Public Holidays in August 2023
The summer vacation period is coming to an end this month. Although there are many significant holidays in August 2023, some individuals believe August is a full-on fun period of weeks, with some holidays dropping like candies during the festive season. There are numerous holidays and special days in August to commemorate and enjoy. This month features at least two national festivals and other prominent days. Are all of them able to fit into your schedule? In all likelihood, yes. The following festivals’ dates and names are listed below.
List of Holidays in August 2023
|Date and Day||Occasion||Regions Where Celebrated|
|8 August 2023, Tuesday||Tendong Lho Rum Faat||Sikkim|
|15 August 2023, Tuesday||Independence Day||Across India|
|16 August 2023, Wednesday||Parsi New Year||Numerous States across India|
|28 August 2023, Monday||Onam||Kerela|
|29 August 2023, Tuesday||Thiruvonam||Kerela|
|30 August 2023, Wednesday||Raksha Bandhan||Numerous States across India|
|30 August 2023, Wednesday||Jhulan Purnima||Odisha|
Detailed Description of Festival Holidays
#1 Tendong Lho Rum Faat
One of the most significant festivals in Sikkim is Tendong Lho Rum Faat. Prayers are said to Mount Tendong as part of the multiple events. Nine stones were in use to create a replica of the worshipped mountain. People dance and sing while wearing masks to elicit blessings. The Lepcha tribe attaches particular importance to the occasion.
#2 Independence Day
Independence Day is a federal holiday that honors the nation’s liberation from British domination. Various events are around the country, with the most significant celebration currently happening at Red Fort in New Delhi. The national flag is a festival component; patriotic events and freedom fighters who gave their lives for their cause were honored. The country’s prime minister addressed the nation, reporting on the year’s accomplishments and providing a glimpse into the country’s future intentions.
#3 Parsi New Year
The Iranian calendar year begins on this day, which is known as the Parsi New Year. The day, also known as Jamshed-i-Nouraz, is enthusiastically observed. Members from the Parsi community decorate their homes and do new traditional attire on this day. People go to fire temples to pray for prosperity and seek atonement for their sins. The celebrations include preparing traditional Parsi foods like sugary sev dahi, dhansak, etc.
Kerala celebrates Onam as a harvest festival.

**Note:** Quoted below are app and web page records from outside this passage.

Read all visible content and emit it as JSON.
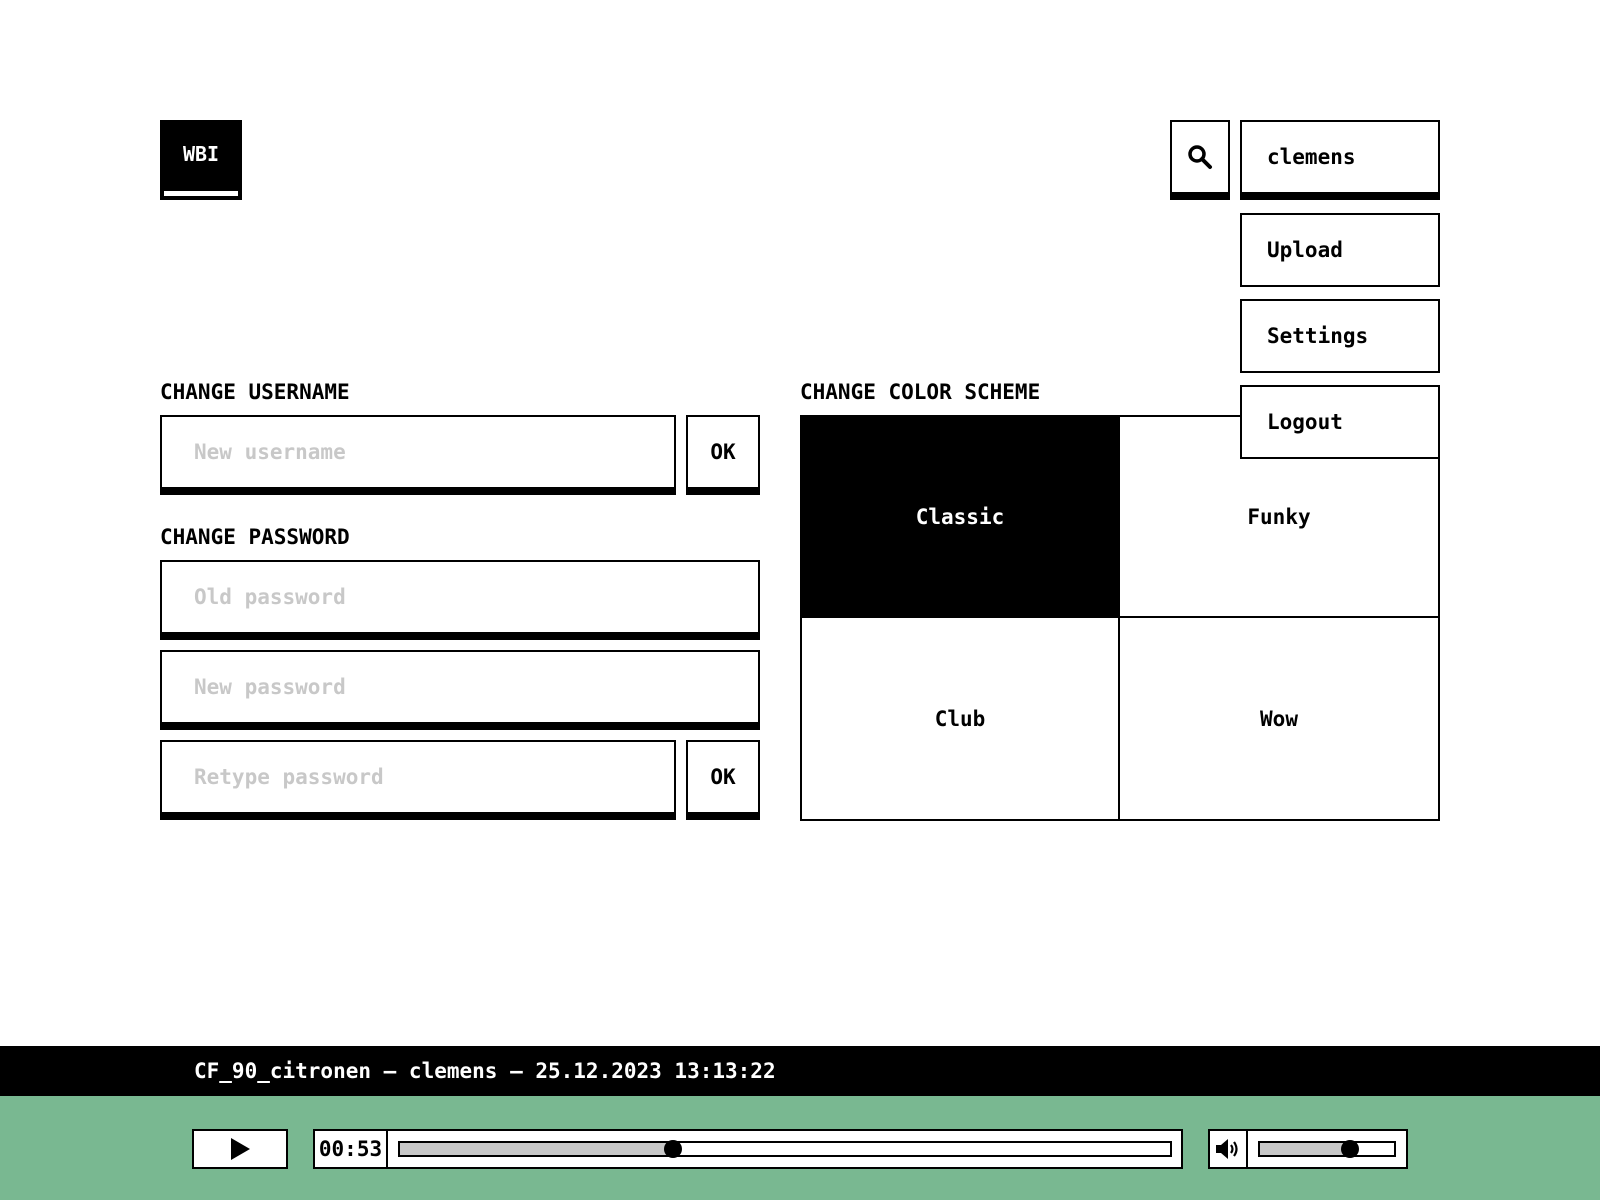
{
  "header": {
    "logo": "WBI",
    "search_icon": "search-icon",
    "username": "clemens"
  },
  "user_menu": {
    "items": [
      {
        "label": "Upload"
      },
      {
        "label": "Settings"
      },
      {
        "label": "Logout"
      }
    ]
  },
  "change_username": {
    "title": "CHANGE USERNAME",
    "input_placeholder": "New username",
    "input_value": "",
    "ok_label": "OK"
  },
  "change_password": {
    "title": "CHANGE PASSWORD",
    "old_placeholder": "Old password",
    "new_placeholder": "New password",
    "retype_placeholder": "Retype password",
    "ok_label": "OK"
  },
  "color_scheme": {
    "title": "CHANGE COLOR SCHEME",
    "options": [
      {
        "label": "Classic",
        "selected": true
      },
      {
        "label": "Funky",
        "selected": false
      },
      {
        "label": "Club",
        "selected": false
      },
      {
        "label": "Wow",
        "selected": false
      }
    ]
  },
  "player": {
    "now_playing": "CF_90_citronen – clemens – 25.12.2023 13:13:22",
    "play_icon": "play-icon",
    "current_time": "00:53",
    "progress_fraction": 0.355,
    "volume_icon": "volume-icon",
    "volume_fraction": 0.67,
    "bar_color": "#79b891"
  }
}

It commemorates the return of King Mahabali, a fictitious ruler of Kerala who was renowned for his generosity toward his subjects and who, according to legend, was banished to the underground after Lord Vamana requested 3 feet of land as well as the king decided to offer oneself for the third foot after the God had already measured the entire galaxy in his initial two feet.
Thiru Onam, also known as the Tiru Onam, is the tenth and most significant day of the Onam celebrations. It is so named because this day constitutes the most important of all for the residents of Kerala. Lord Mahabali is known to visit his people on the ninth day. Extensive preparations are required to commemorate Thiru Onam in the most elegant manner possible. People offer special prayers early in the day to enlist divine favors. Women tidy up the home and add flowers to the flower mats in the front courtyard. It is to welcome the mythical king’s soul, who is so beloved by his subjects even centuries after his glorious reign.
#6 Raksha Bandhan
This holiday celebrates the bond between brother and sister. In front of the family on the festival day, a sister binds a rakhi around her brother’s wrist. In exchange, the brother vows to look after his sister and give her unique gifts. Raksha Bandhan has its origins in the time of the Gods and Goddesses. A well-known myth claims that Draupadi put a cloth around Lord Krishna’s wrist when he injured his finger while battling the demon Lord Shishupal. Krishna pledged to defend her in return.
#7 Jhulan Purnima
Another significant holiday is this one for Krishna devotees. The event honors the bond between Radha and Krishna and the romantic ardor of the monsoon season. Radha and Krishna idols are decorated for the celebration and hung from an elaborate swing. People go to temples and swing the gods while the priests recite kirtans and bhajans. On this day, temples perform special aartis.